- Page 2 [The Modules - Corsair and G.Skill]
- Page 3 [The Modules - OCZ and Super Talent]
- Page 4 [The Modules - Kingston and A-DATA]
- Page 5 [The Modules - SyncMAX and Team Group]
- Page 6 [The Modules - TwinMOS]
- Page 7 [Benchmarks - Test System Setup and Sandra]
- Page 8 [Benchmarks - PCMark05]
- Page 9 [Benchmarks - ScienceMark 2.0]
- Page 10 [Benchmarks - 3DMark05]
- Page 11 [Benchmarks - 3DMark06]
- Page 12 [Benchmarks - Doom 3]
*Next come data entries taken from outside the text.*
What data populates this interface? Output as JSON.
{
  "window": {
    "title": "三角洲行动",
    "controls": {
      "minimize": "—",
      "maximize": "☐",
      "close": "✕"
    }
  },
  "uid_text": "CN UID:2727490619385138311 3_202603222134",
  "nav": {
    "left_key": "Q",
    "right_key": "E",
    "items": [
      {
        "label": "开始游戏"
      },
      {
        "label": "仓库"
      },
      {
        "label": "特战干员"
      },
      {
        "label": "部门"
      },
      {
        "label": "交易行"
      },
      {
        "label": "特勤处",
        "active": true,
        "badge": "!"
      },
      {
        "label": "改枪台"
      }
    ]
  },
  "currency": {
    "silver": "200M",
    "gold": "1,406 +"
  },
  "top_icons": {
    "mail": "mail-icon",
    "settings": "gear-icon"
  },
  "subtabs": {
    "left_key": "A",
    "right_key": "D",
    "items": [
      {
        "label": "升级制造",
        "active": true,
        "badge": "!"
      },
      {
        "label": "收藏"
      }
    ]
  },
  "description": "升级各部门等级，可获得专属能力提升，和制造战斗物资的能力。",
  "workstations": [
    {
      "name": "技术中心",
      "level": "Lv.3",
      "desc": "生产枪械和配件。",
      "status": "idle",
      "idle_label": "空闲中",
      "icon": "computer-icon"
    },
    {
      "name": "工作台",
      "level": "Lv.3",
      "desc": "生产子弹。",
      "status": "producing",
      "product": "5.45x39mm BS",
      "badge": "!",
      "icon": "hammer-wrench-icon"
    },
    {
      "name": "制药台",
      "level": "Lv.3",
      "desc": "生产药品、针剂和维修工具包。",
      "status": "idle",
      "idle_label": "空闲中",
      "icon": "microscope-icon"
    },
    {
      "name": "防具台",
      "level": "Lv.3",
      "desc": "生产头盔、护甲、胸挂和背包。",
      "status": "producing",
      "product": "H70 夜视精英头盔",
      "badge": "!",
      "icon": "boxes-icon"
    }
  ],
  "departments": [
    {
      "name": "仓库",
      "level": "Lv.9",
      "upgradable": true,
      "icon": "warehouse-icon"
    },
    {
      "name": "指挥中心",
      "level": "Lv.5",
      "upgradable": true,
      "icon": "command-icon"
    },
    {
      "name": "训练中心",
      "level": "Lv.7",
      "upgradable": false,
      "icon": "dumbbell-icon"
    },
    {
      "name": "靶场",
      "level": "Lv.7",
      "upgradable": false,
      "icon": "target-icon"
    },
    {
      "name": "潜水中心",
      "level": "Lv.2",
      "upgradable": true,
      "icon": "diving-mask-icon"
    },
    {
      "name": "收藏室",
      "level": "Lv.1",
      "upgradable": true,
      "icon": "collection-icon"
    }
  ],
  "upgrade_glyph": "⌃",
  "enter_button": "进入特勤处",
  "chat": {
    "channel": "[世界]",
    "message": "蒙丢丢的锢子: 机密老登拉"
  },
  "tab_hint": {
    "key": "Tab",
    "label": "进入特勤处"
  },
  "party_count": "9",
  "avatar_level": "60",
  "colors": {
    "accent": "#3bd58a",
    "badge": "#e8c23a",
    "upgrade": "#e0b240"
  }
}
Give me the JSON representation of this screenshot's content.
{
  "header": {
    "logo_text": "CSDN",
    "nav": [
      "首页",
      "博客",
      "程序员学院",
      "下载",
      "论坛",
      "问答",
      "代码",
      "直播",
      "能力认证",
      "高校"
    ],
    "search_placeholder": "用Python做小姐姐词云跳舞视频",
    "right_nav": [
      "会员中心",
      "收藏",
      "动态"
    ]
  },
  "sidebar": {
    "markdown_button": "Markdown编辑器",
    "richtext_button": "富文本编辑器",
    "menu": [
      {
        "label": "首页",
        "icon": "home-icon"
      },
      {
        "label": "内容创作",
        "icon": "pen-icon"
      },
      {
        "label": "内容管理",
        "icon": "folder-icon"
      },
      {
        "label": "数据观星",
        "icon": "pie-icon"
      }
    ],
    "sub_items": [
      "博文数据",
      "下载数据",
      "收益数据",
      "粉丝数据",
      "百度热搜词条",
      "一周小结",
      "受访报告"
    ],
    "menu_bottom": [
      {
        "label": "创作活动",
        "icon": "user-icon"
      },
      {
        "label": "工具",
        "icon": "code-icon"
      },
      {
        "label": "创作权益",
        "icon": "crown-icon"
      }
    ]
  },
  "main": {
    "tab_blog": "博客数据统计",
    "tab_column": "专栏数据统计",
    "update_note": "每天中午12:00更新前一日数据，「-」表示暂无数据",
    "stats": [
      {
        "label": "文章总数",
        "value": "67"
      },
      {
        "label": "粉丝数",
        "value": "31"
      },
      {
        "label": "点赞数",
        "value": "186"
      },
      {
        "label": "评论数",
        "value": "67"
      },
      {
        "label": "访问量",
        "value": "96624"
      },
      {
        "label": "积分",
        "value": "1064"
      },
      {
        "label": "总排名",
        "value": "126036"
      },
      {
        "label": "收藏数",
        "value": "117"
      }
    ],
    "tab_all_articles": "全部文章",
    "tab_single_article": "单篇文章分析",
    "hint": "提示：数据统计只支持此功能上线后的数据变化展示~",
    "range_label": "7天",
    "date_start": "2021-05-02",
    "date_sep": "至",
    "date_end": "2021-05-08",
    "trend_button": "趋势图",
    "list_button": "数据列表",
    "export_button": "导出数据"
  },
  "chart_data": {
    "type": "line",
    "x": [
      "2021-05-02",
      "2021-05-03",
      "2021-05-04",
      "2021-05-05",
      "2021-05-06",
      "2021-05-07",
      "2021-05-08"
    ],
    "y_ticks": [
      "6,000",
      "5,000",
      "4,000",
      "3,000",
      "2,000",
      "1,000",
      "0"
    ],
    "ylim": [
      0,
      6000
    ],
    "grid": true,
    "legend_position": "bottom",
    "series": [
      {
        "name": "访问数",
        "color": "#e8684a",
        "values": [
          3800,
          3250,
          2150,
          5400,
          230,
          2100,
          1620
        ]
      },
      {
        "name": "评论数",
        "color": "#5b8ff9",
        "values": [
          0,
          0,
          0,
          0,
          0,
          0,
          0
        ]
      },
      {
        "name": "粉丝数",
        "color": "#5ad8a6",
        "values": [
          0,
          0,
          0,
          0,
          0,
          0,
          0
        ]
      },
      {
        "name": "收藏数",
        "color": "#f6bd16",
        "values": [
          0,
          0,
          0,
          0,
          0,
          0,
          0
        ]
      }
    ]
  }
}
- Page 13 [Benchmarks - Quake 4]
- Page 14 [Benchmarks - F.E.A.R.]
- Page 15 [Final Thoughts]